Truth be told, Barcelona hasn’t lost much yet. One title loss doesn’t make too much of a difference. The club could still go on to capture the pending UEFA Champions’ League this season. But, crucially, Barcelona needs to put long-term plans in place. Even before the summer of 2017, Barcelona were spending big on Luis Suarez and Neymar himself. But now, spending money and the brilliance of Messi seem to be the only assets that the club is managing to find at its disposal currently. This needs to change.

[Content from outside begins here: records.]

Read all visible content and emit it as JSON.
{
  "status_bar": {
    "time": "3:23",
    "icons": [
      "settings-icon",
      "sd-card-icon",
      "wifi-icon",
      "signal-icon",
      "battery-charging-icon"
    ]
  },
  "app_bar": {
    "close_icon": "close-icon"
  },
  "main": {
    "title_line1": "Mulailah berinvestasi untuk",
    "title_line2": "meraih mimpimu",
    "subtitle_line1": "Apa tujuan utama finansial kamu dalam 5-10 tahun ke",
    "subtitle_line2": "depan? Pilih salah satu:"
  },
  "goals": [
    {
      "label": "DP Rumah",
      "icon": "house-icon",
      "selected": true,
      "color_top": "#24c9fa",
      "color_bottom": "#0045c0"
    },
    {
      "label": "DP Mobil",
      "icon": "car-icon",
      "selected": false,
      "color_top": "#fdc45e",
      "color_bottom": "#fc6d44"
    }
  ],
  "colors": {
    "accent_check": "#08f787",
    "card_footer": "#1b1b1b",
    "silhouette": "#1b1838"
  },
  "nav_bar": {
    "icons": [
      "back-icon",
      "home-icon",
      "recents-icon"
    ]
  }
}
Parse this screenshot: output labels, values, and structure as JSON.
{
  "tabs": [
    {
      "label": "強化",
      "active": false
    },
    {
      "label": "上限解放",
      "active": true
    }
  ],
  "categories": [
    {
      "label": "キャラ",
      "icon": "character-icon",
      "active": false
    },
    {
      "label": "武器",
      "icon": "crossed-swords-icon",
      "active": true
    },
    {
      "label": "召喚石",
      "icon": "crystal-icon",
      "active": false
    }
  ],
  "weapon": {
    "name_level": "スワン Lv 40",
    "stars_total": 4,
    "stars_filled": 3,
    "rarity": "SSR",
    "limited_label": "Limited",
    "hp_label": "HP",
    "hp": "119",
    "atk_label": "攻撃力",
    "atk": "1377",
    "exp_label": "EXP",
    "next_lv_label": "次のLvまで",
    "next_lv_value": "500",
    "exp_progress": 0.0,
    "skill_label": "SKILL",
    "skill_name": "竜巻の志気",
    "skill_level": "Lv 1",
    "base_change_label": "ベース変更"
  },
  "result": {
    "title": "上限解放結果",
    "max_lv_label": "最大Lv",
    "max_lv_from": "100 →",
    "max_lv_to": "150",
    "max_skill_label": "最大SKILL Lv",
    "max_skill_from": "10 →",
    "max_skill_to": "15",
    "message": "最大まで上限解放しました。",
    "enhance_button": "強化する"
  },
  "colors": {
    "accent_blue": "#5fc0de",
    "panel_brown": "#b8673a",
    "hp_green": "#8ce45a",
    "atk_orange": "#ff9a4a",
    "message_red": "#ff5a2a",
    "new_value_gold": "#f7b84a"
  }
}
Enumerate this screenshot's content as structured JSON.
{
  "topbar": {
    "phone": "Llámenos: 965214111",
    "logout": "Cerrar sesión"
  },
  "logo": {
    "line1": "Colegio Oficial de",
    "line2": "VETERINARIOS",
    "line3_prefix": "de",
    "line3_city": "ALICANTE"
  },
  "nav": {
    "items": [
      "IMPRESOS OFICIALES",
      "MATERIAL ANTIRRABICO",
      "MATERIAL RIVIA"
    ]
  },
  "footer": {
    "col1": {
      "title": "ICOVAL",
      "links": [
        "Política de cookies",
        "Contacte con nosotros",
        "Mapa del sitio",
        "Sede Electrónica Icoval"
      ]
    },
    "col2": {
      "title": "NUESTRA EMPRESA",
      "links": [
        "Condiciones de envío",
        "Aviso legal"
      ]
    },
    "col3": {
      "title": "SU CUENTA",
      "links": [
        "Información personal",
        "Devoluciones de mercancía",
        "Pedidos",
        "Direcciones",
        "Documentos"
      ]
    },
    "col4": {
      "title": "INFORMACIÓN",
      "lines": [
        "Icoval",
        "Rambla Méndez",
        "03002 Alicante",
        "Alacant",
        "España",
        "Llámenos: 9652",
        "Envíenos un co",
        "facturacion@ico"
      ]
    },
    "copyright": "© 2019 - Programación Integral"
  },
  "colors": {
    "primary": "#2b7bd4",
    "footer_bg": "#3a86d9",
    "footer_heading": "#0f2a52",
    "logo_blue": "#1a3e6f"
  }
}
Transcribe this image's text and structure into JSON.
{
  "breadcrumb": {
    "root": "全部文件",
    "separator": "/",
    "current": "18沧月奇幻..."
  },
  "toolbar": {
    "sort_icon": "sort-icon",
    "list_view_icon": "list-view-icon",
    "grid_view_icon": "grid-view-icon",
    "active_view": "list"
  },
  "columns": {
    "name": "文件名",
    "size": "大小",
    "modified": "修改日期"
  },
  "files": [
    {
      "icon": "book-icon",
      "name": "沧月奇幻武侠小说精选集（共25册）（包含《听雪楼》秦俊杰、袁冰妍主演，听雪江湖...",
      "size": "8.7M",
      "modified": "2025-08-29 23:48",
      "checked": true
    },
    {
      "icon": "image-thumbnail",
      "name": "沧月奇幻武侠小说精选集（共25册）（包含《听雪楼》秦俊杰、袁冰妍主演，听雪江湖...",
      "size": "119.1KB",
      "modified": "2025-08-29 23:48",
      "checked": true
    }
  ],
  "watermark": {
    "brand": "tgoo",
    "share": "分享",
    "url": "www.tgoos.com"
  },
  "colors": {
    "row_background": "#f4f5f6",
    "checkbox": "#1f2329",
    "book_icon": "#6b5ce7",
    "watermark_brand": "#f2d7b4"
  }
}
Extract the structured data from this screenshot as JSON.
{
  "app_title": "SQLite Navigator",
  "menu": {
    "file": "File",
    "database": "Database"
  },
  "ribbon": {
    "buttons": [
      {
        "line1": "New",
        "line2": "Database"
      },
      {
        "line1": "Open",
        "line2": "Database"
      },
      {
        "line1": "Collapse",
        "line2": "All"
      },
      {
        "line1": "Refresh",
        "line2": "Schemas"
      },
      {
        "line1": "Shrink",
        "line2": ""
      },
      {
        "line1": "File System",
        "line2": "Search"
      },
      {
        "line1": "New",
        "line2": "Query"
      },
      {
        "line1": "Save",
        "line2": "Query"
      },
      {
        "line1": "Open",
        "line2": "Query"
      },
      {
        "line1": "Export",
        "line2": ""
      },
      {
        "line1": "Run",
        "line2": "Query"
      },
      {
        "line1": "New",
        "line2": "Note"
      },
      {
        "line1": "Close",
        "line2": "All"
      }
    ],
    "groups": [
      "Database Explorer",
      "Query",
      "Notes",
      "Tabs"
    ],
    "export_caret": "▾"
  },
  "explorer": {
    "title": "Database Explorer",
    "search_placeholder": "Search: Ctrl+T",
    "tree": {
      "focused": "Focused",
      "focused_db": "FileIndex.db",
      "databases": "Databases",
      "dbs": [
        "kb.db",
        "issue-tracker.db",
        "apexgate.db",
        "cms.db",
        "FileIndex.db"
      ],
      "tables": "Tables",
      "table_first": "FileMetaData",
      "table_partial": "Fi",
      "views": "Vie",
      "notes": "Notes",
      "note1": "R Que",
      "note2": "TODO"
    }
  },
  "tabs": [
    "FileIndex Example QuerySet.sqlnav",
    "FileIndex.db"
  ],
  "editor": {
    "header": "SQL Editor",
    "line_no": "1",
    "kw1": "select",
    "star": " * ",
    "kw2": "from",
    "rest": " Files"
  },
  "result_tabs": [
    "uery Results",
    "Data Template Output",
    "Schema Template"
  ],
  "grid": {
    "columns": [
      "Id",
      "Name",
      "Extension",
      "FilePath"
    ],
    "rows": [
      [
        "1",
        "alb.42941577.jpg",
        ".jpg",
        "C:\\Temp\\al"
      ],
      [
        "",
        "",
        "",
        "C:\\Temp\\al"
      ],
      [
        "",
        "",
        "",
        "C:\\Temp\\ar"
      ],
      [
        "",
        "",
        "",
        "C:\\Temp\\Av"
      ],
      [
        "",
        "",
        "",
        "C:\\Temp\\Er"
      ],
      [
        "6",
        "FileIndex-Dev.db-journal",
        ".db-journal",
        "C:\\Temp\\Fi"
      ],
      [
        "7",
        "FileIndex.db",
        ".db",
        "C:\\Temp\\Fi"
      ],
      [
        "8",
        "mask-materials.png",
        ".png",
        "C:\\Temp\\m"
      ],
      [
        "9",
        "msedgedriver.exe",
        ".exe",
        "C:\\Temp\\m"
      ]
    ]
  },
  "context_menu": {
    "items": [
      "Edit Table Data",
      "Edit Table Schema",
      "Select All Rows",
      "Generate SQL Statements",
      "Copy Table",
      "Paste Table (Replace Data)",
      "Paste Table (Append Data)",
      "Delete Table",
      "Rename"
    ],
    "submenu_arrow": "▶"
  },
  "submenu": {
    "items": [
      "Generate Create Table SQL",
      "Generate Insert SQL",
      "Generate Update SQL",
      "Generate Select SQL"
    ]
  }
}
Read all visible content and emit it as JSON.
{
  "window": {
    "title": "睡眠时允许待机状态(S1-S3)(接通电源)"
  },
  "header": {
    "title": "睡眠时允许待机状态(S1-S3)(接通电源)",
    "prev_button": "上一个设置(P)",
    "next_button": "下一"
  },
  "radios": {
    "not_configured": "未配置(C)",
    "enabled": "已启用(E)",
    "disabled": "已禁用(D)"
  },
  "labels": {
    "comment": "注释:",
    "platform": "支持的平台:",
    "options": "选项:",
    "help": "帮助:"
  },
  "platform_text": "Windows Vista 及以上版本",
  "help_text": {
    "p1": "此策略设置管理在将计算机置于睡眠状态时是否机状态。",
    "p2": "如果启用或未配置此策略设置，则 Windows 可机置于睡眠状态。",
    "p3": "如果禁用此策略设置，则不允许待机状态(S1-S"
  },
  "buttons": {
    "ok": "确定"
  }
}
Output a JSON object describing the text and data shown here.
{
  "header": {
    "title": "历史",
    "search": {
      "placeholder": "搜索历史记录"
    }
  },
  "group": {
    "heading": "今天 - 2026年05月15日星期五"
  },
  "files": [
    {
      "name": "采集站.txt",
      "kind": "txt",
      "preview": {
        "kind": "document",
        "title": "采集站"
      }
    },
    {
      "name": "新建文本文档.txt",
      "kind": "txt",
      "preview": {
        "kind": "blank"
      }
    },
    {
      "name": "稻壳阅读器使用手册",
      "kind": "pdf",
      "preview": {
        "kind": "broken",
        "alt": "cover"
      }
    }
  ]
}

Messi won’t be here forever. He is already 33. The club needs to settle into a right formation with a settled squad that is equally potent without the iconic Argentinian at helm. Deadwood needs to be cleared, while youth needs to be given a chance. Bizarre signings, like Patrick Braithwaite, suggest that the transfer strategy clearly needs to be rethought. Instead, youngsters from other Spanish clubs could be more useful in such a scenario. And of course, the board needs to be sorted. If that is done, then surely the tagline “Mes Que Un Club”, would be closer to reality once again.